The Bellamy Brothers: David Bellamy, Howard Bellamy (vocals); Randy Heibert (acoustic & electric guitars, bass, programming); John Willis (acoustic & 12-string guitars); Danny Jones (steel guitar); Wally Dentz (harmonica); Alan Klingman (saxophone, piano, keyboards); Ron Talor (Hammond B-3 organ); Garland Craft (piano, Hammond B-3 organ); Michael Tucker, Tony Hajacos (drums); Eric Darken (percussion); Sharon Vaughn, Rita Quintero, Wendy Peterson (background vocals).
Recorded between 1986 & 2002.
Personnel: David Bellamy, Howard Bellamy (vocals); Wayne Addleman (guitar, steel guitar); Devon Breshears (guitar); John Willis (acoustic guitar, 12-string guitar); Daniel Jones (steel guitar); Wally Dentz (harmonica); Garland Craft (piano, keyboards); Alan Klingaman (keyboards); Mike Tucker , Tony Hajacos (drums); Eric Darken (percussion); Rita Quintero, Wendy Peterson, Sharon Vaughn (background vocals).
Audio Mixers: David Bellamy; Howard Bellamy; Ron Taylor .

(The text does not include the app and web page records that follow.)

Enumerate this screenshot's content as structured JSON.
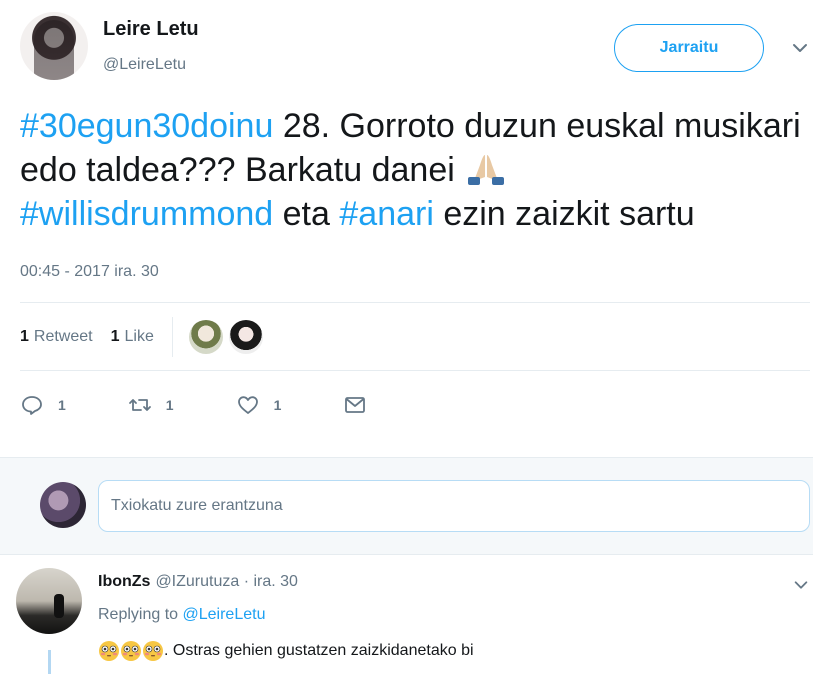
{
  "header": {
    "name": "Leire Letu",
    "handle": "@LeireLetu",
    "follow_label": "Jarraitu"
  },
  "tweet": {
    "hashtag1": "#30egun30doinu",
    "text1": " 28. Gorroto duzun euskal musikari edo taldea??? Barkatu danei ",
    "hashtag2": "#willisdrummond",
    "text2": " eta ",
    "hashtag3": "#anari",
    "text3": " ezin zaizkit sartu",
    "timestamp": "00:45 - 2017 ira. 30"
  },
  "stats": {
    "retweet_count": "1",
    "retweet_label": "Retweet",
    "like_count": "1",
    "like_label": "Like"
  },
  "actions": {
    "reply_count": "1",
    "retweet_count": "1",
    "like_count": "1"
  },
  "reply_box": {
    "placeholder": "Txiokatu zure erantzuna"
  },
  "reply": {
    "name": "IbonZs",
    "handle": "@IZurutuza",
    "date": " · ira. 30",
    "replying_prefix": "Replying to ",
    "replying_mention": "@LeireLetu",
    "text": ". Ostras gehien gustatzen zaizkidanetako bi"
  },
  "colors": {
    "accent": "#1da1f2",
    "muted": "#657786",
    "text": "#14171a"
  }
}
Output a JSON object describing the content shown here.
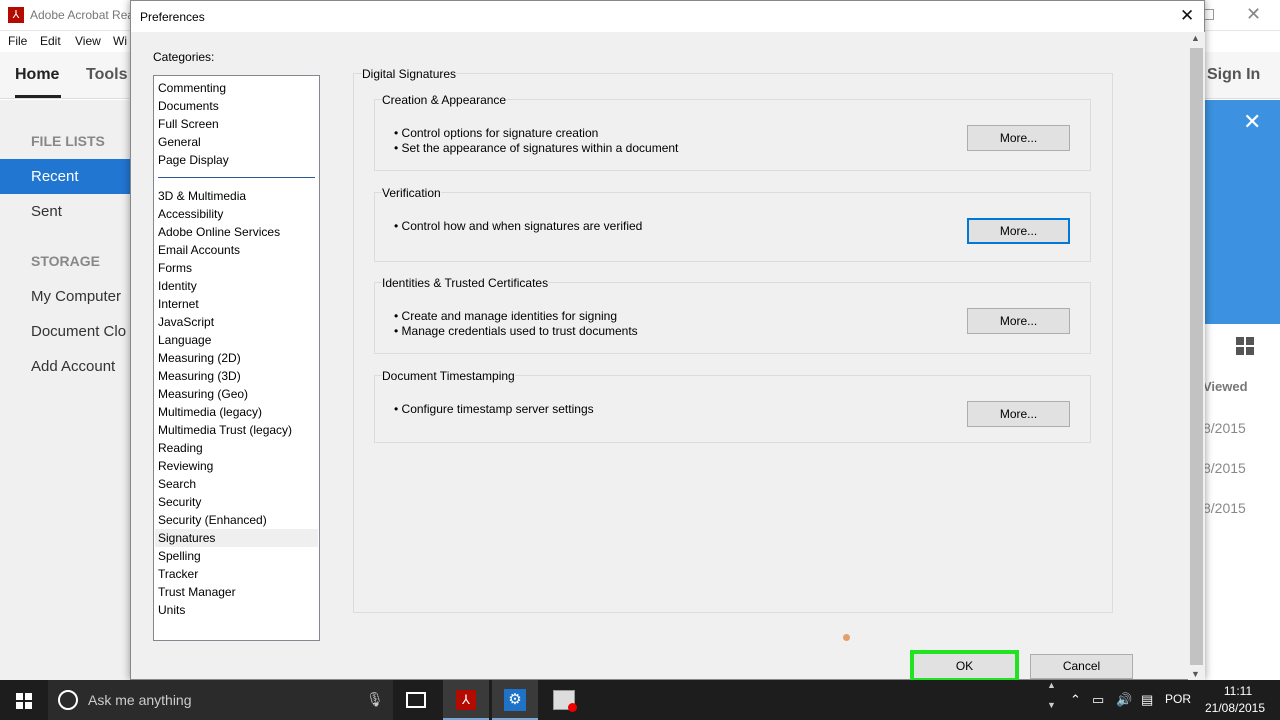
{
  "background_app": {
    "title": "Adobe Acrobat Rea",
    "menu": [
      "File",
      "Edit",
      "View",
      "Wi"
    ],
    "tabs": [
      "Home",
      "Tools"
    ],
    "sign_in": "Sign In",
    "left_nav": {
      "file_lists_heading": "FILE LISTS",
      "recent": "Recent",
      "sent": "Sent",
      "storage_heading": "STORAGE",
      "my_computer": "My Computer",
      "document_cloud": "Document Clo",
      "add_account": "Add Account"
    },
    "right_column": {
      "viewed_header": "Viewed",
      "dates": [
        "8/2015",
        "8/2015",
        "8/2015"
      ]
    }
  },
  "dialog": {
    "title": "Preferences",
    "categories_label": "Categories:",
    "top_categories": [
      "Commenting",
      "Documents",
      "Full Screen",
      "General",
      "Page Display"
    ],
    "categories": [
      "3D & Multimedia",
      "Accessibility",
      "Adobe Online Services",
      "Email Accounts",
      "Forms",
      "Identity",
      "Internet",
      "JavaScript",
      "Language",
      "Measuring (2D)",
      "Measuring (3D)",
      "Measuring (Geo)",
      "Multimedia (legacy)",
      "Multimedia Trust (legacy)",
      "Reading",
      "Reviewing",
      "Search",
      "Security",
      "Security (Enhanced)",
      "Signatures",
      "Spelling",
      "Tracker",
      "Trust Manager",
      "Units"
    ],
    "selected_category": "Signatures",
    "panel_title": "Digital Signatures",
    "groups": [
      {
        "title": "Creation & Appearance",
        "bullets": [
          "• Control options for signature creation",
          "• Set the appearance of signatures within a document"
        ],
        "button": "More..."
      },
      {
        "title": "Verification",
        "bullets": [
          "• Control how and when signatures are verified"
        ],
        "button": "More..."
      },
      {
        "title": "Identities & Trusted Certificates",
        "bullets": [
          "• Create and manage identities for signing",
          "• Manage credentials used to trust documents"
        ],
        "button": "More..."
      },
      {
        "title": "Document Timestamping",
        "bullets": [
          "• Configure timestamp server settings"
        ],
        "button": "More..."
      }
    ],
    "ok_label": "OK",
    "cancel_label": "Cancel"
  },
  "taskbar": {
    "search_placeholder": "Ask me anything",
    "language": "POR",
    "time": "11:11",
    "date": "21/08/2015"
  },
  "colors": {
    "accent_blue": "#2176d2",
    "highlight_green": "#22e322",
    "focus_blue": "#0078d7"
  }
}
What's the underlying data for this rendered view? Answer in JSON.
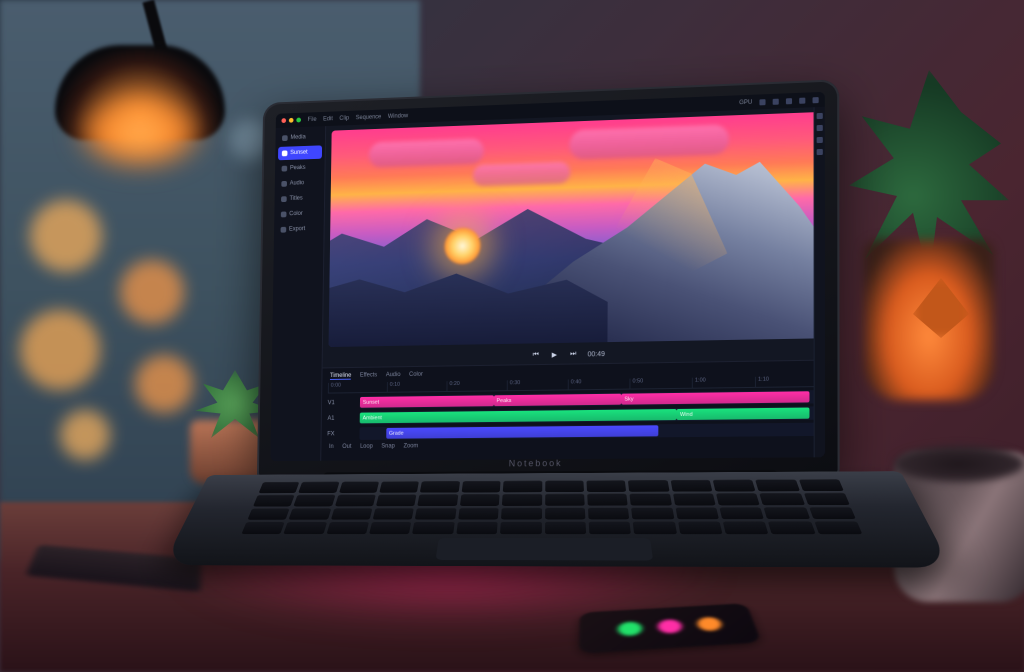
{
  "scene": {
    "description": "Laptop on a wooden desk at dusk showing a video-editing application with a mountain-sunset clip in the preview and a multi-track timeline. Warm desk lamp, bokeh city lights through window, potted plants, a phone, a mug and a notebook surround it.",
    "laptop_brand": "Notebook"
  },
  "colors": {
    "track_video": "#ff2ea6",
    "track_audio": "#19e27d",
    "track_fx": "#4a49ff",
    "accent": "#3f46ff",
    "traffic": [
      "#ff5f57",
      "#febc2e",
      "#28c840"
    ]
  },
  "menubar": {
    "left": [
      "File",
      "Edit",
      "Clip",
      "Sequence",
      "Window"
    ],
    "right_status": "GPU",
    "right_icons": [
      "settings",
      "layout",
      "search",
      "export",
      "close"
    ]
  },
  "sidebar": {
    "items": [
      {
        "label": "Media"
      },
      {
        "label": "Sunset"
      },
      {
        "label": "Peaks"
      },
      {
        "label": "Audio"
      },
      {
        "label": "Titles"
      },
      {
        "label": "Color"
      },
      {
        "label": "Export"
      }
    ],
    "active_index": 1
  },
  "transport": {
    "timecode": "00:49",
    "buttons": [
      "prev",
      "play",
      "next"
    ]
  },
  "timeline": {
    "tabs": [
      "Timeline",
      "Effects",
      "Audio",
      "Color"
    ],
    "active_tab": 0,
    "ruler": [
      "0:00",
      "0:10",
      "0:20",
      "0:30",
      "0:40",
      "0:50",
      "1:00",
      "1:10"
    ],
    "tracks": [
      {
        "label": "V1",
        "color_key": "track_video",
        "clips": [
          {
            "label": "Sunset",
            "start_pct": 0,
            "width_pct": 30
          },
          {
            "label": "Peaks",
            "start_pct": 30,
            "width_pct": 28
          },
          {
            "label": "Sky",
            "start_pct": 58,
            "width_pct": 40
          }
        ]
      },
      {
        "label": "A1",
        "color_key": "track_audio",
        "clips": [
          {
            "label": "Ambient",
            "start_pct": 0,
            "width_pct": 70
          },
          {
            "label": "Wind",
            "start_pct": 70,
            "width_pct": 28
          }
        ]
      },
      {
        "label": "FX",
        "color_key": "track_fx",
        "clips": [
          {
            "label": "Grade",
            "start_pct": 6,
            "width_pct": 60
          }
        ]
      }
    ],
    "footer_markers": [
      "In",
      "Out",
      "Loop",
      "Snap",
      "Zoom"
    ]
  }
}
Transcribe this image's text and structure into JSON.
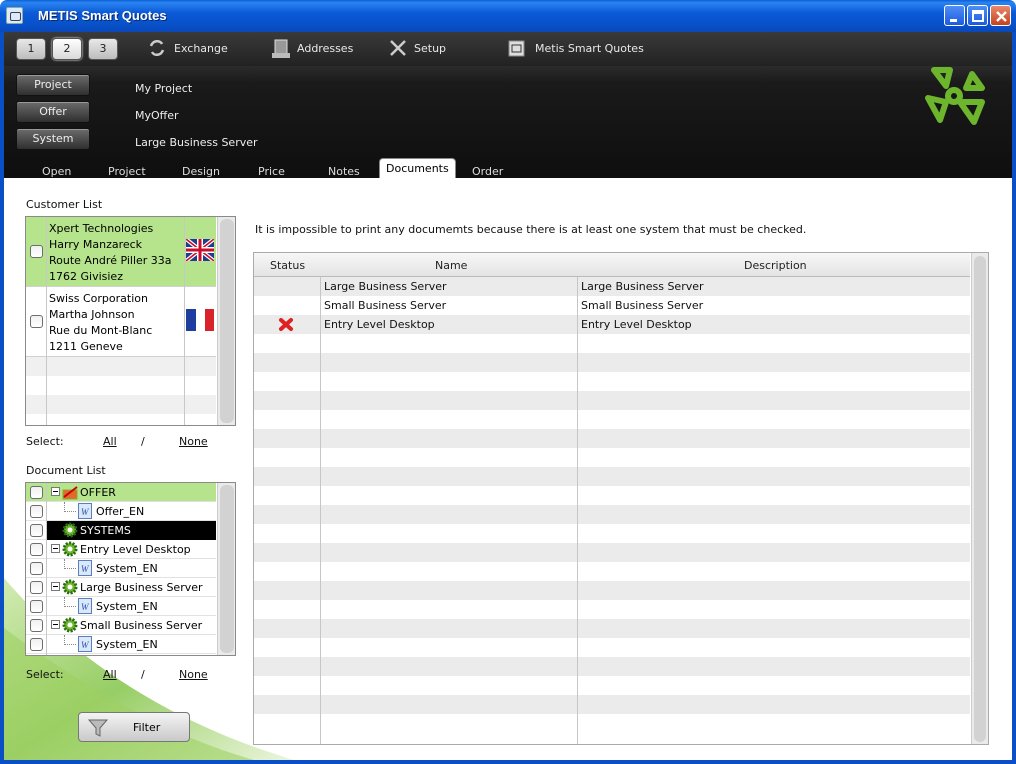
{
  "window": {
    "title": "METIS Smart Quotes"
  },
  "toolbar": {
    "pages": [
      "1",
      "2",
      "3"
    ],
    "exchange": "Exchange",
    "addresses": "Addresses",
    "setup": "Setup",
    "app_label": "Metis Smart Quotes"
  },
  "context": {
    "project_label": "Project",
    "project_value": "My Project",
    "offer_label": "Offer",
    "offer_value": "MyOffer",
    "system_label": "System",
    "system_value": "Large Business Server"
  },
  "tabs": [
    "Open",
    "Project",
    "Design",
    "Price",
    "Notes",
    "Documents",
    "Order"
  ],
  "active_tab": "Documents",
  "customer_list": {
    "title": "Customer List",
    "customers": [
      {
        "lines": [
          "Xpert Technologies",
          "Harry Manzareck",
          "Route André Piller 33a",
          "1762 Givisiez"
        ],
        "flag": "uk-flag"
      },
      {
        "lines": [
          "Swiss Corporation",
          "Martha Johnson",
          "Rue du Mont-Blanc",
          "1211 Geneve"
        ],
        "flag": "france-flag"
      }
    ],
    "select_label": "Select:",
    "all": "All",
    "sep": "/",
    "none": "None"
  },
  "document_list": {
    "title": "Document List",
    "items": [
      {
        "label": "OFFER",
        "level": 0,
        "icon": "offer-icon",
        "expander": true,
        "style": "green"
      },
      {
        "label": "Offer_EN",
        "level": 1,
        "icon": "word-doc-icon",
        "expander": false,
        "style": ""
      },
      {
        "label": "SYSTEMS",
        "level": 0,
        "icon": "gear-icon",
        "expander": false,
        "style": "black"
      },
      {
        "label": "Entry Level Desktop",
        "level": 0,
        "icon": "gear-icon",
        "expander": true,
        "style": ""
      },
      {
        "label": "System_EN",
        "level": 1,
        "icon": "word-doc-icon",
        "expander": false,
        "style": ""
      },
      {
        "label": "Large Business Server",
        "level": 0,
        "icon": "gear-icon",
        "expander": true,
        "style": ""
      },
      {
        "label": "System_EN",
        "level": 1,
        "icon": "word-doc-icon",
        "expander": false,
        "style": ""
      },
      {
        "label": "Small Business Server",
        "level": 0,
        "icon": "gear-icon",
        "expander": true,
        "style": ""
      },
      {
        "label": "System_EN",
        "level": 1,
        "icon": "word-doc-icon",
        "expander": false,
        "style": ""
      }
    ],
    "select_label": "Select:",
    "all": "All",
    "sep": "/",
    "none": "None"
  },
  "filter_button": "Filter",
  "message": "It is impossible to print any documemts because there is at least one system that must be checked.",
  "systems_table": {
    "headers": [
      "Status",
      "Name",
      "Description"
    ],
    "rows": [
      {
        "status": "",
        "name": "Large Business Server",
        "description": "Large Business Server"
      },
      {
        "status": "",
        "name": "Small Business Server",
        "description": "Small Business Server"
      },
      {
        "status": "error-x-icon",
        "name": "Entry Level Desktop",
        "description": "Entry Level Desktop"
      }
    ]
  },
  "colors": {
    "selected_row": "#b5e48c",
    "title_bar": "#0a5fd6",
    "header_bg": "#1a1a1a",
    "logo_green": "#6cb52d"
  }
}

Recording information: Sound Shop Studios, Nashville, TN; The Bellamy Brothers Studio, Darby, FL.
Unknown Contributor Roles: Mark Capps; Mike Bradley.
After reuniting with Curb Records late in their career, Howard and David Bellamy re-emerge with new material following a double greatest-hits collection. Redneck Girls Forever is typical of the Bellamy style, featuring a smattering of social commentary about how the world has left the over-40 crowd in the dust intermingled with steamy love songs. Most of the cuts are written by David Bellamy. The Bellamy Brothers can't seem to let go of the past, constantly bewailing the state of the modern world and the fact that the two siblings are just plain getting older. Most of the songs are curved around a seemingly catchy hook, such as "What I Used to Do All Night," a 60-something's lament on losing "intimate stamina." Sometimes the hook is effective, but other times ("The Andy Griffith Show") the nostalgia is stifling. A shining moment comes when the Bellamys recount the story of a marital infidelity and deliver the line, "After I go to hell can I come on home to you?" When you've recorded as many hits and albums as the Bellamys have, the pressure to continue the streak isn't as great; unfortunately, the trade-off can result in mediocrity. ~ Rick Cohoon